» **INSTRUCTIONS FOR THE TASK**:
After reading the data below, copy out every line that contains the word "JSON".

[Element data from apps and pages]
━━━━━━━━

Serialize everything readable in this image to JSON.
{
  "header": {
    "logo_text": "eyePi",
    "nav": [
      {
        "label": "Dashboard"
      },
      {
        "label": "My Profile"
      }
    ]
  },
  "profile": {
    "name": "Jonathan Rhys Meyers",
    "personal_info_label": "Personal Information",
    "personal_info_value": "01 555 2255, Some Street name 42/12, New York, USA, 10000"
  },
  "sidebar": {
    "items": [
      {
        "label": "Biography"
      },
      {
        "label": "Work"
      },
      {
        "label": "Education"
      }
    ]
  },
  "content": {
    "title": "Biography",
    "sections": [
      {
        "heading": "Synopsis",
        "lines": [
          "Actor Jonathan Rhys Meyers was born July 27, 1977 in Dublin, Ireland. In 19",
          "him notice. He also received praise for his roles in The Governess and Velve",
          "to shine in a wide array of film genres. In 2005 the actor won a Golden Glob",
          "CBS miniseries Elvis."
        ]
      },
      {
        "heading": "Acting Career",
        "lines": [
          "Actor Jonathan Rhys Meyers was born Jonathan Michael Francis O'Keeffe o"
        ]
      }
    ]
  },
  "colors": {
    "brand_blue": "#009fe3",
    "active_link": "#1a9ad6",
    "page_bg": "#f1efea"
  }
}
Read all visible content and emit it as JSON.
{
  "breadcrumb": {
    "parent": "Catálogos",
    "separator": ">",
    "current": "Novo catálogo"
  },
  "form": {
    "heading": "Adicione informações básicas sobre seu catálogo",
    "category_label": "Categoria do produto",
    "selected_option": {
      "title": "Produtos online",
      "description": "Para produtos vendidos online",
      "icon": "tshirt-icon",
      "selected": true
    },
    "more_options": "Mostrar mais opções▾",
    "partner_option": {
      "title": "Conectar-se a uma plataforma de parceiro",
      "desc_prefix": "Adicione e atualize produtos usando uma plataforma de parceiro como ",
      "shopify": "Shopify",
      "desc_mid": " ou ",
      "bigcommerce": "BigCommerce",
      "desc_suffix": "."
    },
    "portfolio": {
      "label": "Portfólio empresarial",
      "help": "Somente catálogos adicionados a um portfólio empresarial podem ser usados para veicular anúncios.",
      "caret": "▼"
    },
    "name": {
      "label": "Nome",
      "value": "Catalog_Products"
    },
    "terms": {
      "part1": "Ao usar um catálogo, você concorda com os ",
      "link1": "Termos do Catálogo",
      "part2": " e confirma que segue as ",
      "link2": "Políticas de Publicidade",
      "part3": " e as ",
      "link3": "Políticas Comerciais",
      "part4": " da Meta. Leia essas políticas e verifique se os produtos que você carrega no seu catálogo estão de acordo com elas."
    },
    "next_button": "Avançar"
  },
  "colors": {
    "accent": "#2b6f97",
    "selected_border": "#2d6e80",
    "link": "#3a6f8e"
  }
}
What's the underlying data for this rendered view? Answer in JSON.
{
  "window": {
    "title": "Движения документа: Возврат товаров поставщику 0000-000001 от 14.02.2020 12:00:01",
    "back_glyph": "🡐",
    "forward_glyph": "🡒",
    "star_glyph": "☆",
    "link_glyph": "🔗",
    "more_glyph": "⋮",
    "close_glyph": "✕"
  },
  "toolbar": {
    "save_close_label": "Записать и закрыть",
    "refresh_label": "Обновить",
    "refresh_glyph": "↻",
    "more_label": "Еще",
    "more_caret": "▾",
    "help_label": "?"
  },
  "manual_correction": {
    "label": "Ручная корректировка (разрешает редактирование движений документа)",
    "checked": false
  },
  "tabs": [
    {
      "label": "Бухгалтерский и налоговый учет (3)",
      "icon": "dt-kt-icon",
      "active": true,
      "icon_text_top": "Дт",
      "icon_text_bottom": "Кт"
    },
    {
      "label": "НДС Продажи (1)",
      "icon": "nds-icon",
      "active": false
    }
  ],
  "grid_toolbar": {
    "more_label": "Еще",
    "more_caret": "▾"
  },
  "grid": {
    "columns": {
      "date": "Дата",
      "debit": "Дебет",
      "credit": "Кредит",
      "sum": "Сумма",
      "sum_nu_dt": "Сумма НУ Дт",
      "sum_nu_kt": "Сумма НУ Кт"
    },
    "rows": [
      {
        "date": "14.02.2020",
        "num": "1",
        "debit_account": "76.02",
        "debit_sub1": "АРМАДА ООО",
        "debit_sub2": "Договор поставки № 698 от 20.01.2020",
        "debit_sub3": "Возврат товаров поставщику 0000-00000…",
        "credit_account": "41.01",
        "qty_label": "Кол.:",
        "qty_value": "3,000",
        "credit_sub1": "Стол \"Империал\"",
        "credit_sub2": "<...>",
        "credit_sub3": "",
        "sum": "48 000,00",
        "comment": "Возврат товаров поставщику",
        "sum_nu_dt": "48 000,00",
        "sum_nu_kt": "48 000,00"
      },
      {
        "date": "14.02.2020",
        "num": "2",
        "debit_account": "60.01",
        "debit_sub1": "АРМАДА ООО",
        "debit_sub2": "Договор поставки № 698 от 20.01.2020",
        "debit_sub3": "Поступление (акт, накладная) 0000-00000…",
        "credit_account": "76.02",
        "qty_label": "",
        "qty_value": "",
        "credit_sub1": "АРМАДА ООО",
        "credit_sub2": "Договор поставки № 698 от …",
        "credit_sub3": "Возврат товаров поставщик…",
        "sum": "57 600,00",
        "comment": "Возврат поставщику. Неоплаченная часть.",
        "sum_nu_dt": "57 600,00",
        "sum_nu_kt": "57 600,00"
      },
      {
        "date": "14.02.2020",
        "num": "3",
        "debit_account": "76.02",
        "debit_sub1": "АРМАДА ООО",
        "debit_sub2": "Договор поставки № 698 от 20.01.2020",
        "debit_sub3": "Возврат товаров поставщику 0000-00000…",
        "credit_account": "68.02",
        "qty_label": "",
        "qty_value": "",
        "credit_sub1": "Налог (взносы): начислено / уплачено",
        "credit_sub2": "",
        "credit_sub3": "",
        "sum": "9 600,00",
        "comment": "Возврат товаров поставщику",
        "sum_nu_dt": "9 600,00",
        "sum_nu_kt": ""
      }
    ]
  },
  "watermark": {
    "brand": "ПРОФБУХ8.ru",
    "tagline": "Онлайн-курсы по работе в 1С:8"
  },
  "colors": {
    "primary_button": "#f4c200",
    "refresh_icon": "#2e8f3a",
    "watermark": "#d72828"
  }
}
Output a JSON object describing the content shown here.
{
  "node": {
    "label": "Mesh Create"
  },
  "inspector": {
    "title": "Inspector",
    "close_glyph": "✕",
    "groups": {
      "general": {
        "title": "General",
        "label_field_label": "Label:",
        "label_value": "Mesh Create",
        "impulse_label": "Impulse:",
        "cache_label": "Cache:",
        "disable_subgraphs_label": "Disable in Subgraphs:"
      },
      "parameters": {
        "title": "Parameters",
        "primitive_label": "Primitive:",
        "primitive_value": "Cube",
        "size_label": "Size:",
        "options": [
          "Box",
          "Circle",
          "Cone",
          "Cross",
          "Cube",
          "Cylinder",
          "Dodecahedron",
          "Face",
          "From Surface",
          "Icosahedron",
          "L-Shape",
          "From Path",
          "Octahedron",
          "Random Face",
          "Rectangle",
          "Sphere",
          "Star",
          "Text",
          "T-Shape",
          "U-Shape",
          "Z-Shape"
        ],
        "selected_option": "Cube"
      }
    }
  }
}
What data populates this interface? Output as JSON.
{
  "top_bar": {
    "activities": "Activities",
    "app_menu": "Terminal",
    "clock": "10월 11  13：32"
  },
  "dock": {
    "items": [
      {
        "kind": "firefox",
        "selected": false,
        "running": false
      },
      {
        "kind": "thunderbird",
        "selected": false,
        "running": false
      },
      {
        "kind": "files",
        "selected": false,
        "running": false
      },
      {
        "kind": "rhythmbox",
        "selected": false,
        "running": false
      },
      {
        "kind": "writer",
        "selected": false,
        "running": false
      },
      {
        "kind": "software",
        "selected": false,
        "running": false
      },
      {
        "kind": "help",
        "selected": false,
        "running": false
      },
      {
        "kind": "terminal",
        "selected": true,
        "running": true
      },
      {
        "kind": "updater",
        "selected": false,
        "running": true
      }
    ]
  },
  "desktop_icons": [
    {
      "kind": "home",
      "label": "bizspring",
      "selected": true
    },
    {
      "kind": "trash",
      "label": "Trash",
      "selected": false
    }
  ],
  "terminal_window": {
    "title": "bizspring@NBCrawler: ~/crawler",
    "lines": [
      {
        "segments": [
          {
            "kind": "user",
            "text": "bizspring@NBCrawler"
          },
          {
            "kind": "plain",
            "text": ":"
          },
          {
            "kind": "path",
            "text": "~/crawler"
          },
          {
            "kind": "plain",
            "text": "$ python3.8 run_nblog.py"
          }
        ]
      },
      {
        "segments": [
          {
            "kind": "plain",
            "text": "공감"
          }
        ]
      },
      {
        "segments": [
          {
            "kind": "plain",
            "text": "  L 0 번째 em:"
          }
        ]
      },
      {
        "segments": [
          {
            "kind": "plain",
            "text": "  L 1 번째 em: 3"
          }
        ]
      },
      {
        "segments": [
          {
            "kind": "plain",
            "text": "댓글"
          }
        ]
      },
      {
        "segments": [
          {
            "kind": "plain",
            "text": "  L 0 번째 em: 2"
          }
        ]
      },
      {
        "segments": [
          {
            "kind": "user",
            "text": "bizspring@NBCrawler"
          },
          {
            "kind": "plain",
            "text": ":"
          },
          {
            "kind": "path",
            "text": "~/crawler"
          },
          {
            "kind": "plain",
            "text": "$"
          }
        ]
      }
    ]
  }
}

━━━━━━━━

» **RESPONSE TO THE EXERCISE**:
Serialize everything readable in this image to JSON.
Read all visible content and emit it as JSON.
What's the underlying data for this rendered view? Answer in JSON.
Output a JSON object describing the content shown here.
What data populates this interface? Output as JSON.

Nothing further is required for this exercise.